# Activity:
Find every line below where the word "this" occurs, then give how many you found and nothing else.

# Material supplied:
══════════════════════════════
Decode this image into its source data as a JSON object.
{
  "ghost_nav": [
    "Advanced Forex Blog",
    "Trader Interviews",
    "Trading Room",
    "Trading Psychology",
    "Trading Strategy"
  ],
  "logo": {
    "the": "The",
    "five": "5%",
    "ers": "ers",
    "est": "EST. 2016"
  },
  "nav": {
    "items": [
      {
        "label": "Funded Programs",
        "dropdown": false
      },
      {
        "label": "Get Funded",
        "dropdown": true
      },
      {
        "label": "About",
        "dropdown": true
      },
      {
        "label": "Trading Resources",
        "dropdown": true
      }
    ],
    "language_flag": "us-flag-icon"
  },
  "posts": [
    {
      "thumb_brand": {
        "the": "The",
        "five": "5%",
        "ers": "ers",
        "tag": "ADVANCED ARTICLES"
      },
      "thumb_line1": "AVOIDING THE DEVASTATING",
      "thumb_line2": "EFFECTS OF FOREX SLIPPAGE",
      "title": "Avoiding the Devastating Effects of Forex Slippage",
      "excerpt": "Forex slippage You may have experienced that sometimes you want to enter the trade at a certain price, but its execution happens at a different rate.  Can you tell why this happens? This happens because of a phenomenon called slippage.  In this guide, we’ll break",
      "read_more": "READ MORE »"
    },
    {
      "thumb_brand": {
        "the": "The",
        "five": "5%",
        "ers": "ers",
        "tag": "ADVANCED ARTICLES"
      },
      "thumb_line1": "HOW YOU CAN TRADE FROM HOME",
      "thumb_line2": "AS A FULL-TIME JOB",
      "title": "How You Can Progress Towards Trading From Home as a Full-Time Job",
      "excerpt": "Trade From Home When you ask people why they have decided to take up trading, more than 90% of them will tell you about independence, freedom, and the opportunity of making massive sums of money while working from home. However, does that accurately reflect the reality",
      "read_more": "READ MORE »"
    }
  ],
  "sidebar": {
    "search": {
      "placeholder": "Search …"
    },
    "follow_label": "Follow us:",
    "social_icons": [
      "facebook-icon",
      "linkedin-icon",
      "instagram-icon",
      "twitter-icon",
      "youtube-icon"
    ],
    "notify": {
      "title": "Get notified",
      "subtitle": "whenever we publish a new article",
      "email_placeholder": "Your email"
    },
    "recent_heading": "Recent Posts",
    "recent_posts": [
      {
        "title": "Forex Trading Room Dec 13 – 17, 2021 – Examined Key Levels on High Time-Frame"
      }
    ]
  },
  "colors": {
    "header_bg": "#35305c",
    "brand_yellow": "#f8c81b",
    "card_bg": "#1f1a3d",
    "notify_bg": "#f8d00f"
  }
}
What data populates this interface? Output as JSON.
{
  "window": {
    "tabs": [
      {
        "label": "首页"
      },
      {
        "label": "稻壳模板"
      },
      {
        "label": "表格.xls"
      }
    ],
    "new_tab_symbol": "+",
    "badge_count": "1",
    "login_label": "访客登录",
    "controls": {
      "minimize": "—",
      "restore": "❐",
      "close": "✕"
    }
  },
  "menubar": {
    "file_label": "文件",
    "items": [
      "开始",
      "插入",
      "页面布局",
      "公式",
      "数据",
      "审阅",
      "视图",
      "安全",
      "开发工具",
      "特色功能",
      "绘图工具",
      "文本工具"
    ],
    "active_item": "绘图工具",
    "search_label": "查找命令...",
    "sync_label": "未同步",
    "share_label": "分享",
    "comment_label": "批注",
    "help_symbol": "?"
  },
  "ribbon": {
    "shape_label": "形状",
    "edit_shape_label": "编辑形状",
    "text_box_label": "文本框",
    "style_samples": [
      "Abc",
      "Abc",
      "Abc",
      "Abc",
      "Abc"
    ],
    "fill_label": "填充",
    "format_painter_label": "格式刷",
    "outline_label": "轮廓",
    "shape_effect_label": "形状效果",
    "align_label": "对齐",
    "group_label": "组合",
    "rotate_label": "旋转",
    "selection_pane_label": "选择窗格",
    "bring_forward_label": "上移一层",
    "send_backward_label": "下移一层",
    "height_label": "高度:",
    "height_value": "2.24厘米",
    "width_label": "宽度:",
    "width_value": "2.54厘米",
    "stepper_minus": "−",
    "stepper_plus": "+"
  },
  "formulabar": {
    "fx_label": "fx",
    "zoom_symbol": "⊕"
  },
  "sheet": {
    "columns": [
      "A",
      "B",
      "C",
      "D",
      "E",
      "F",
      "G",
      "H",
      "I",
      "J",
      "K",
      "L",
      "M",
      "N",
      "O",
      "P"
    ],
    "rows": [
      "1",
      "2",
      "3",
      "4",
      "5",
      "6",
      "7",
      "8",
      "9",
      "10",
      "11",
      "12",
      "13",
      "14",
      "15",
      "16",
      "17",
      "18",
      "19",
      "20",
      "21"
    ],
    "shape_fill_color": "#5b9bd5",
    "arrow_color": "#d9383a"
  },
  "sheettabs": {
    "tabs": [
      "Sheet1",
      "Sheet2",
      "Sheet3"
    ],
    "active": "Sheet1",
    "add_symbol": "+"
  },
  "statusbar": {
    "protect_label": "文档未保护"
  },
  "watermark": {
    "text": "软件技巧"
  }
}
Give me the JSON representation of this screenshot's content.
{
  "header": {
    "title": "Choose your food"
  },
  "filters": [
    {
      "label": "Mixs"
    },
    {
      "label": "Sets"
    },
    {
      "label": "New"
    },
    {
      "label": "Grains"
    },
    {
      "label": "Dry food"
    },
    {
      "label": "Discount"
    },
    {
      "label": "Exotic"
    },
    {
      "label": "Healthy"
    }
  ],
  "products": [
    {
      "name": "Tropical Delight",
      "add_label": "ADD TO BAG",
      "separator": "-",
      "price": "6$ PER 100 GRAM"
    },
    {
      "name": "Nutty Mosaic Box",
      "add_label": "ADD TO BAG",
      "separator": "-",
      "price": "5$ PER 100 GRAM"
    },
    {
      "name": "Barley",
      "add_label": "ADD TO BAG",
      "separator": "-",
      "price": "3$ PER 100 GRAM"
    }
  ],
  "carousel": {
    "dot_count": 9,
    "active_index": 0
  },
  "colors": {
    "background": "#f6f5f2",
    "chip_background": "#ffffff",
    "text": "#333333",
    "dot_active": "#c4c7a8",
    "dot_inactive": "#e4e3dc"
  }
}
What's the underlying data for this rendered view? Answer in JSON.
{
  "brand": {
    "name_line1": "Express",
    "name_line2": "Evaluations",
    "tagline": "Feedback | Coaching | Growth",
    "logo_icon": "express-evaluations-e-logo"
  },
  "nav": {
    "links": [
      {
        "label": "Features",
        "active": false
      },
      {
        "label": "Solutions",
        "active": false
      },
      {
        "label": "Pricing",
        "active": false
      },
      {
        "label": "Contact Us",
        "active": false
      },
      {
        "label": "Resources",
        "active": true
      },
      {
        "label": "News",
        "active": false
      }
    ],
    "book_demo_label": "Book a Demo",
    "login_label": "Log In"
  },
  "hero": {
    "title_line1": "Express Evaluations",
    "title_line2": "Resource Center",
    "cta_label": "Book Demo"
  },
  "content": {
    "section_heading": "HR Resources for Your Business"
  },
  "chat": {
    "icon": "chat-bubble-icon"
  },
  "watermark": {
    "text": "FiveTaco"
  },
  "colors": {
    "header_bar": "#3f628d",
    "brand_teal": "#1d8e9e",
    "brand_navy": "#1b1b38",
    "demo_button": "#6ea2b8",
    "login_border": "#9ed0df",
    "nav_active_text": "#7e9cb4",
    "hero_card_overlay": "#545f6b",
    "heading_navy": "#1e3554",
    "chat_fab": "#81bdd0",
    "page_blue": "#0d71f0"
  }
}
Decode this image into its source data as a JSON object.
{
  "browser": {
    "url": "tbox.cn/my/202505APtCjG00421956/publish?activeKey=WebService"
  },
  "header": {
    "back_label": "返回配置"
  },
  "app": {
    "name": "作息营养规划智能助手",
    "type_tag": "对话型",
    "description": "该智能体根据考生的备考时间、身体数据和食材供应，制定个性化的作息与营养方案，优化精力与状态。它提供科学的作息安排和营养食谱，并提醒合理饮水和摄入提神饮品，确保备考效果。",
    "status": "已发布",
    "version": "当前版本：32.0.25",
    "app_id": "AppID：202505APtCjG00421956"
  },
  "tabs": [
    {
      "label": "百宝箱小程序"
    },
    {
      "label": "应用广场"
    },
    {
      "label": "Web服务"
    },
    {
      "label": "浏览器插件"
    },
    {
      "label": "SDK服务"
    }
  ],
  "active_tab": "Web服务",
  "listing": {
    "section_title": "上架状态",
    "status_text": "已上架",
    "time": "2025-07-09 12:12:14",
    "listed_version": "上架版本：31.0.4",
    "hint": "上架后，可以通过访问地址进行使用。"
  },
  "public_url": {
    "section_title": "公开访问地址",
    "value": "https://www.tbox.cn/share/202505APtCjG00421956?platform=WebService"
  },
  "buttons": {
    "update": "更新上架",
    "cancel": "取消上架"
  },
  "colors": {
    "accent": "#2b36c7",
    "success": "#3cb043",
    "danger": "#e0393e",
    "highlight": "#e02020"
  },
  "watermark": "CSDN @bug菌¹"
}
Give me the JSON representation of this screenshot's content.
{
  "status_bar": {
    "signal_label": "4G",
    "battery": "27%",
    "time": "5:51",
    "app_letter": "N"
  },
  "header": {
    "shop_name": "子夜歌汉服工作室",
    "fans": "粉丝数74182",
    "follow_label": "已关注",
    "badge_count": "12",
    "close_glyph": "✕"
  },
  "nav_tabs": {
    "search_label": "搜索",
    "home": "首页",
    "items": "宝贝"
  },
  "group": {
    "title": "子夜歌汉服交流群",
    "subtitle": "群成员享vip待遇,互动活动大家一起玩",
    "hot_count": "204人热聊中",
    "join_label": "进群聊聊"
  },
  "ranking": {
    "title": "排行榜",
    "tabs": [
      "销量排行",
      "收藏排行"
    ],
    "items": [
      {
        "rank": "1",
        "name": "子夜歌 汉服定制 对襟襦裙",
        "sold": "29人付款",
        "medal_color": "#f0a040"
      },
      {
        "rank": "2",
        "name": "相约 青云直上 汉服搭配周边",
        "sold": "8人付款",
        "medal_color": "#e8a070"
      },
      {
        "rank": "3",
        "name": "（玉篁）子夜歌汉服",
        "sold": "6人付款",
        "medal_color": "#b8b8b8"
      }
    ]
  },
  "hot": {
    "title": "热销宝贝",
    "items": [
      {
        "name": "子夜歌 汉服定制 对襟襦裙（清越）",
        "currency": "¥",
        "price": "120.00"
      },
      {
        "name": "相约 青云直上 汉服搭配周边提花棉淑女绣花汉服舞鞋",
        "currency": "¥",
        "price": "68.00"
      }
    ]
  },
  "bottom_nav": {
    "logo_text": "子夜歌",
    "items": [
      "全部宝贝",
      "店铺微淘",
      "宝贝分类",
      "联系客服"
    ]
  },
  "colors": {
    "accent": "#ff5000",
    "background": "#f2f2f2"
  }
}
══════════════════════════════
# Solution:
7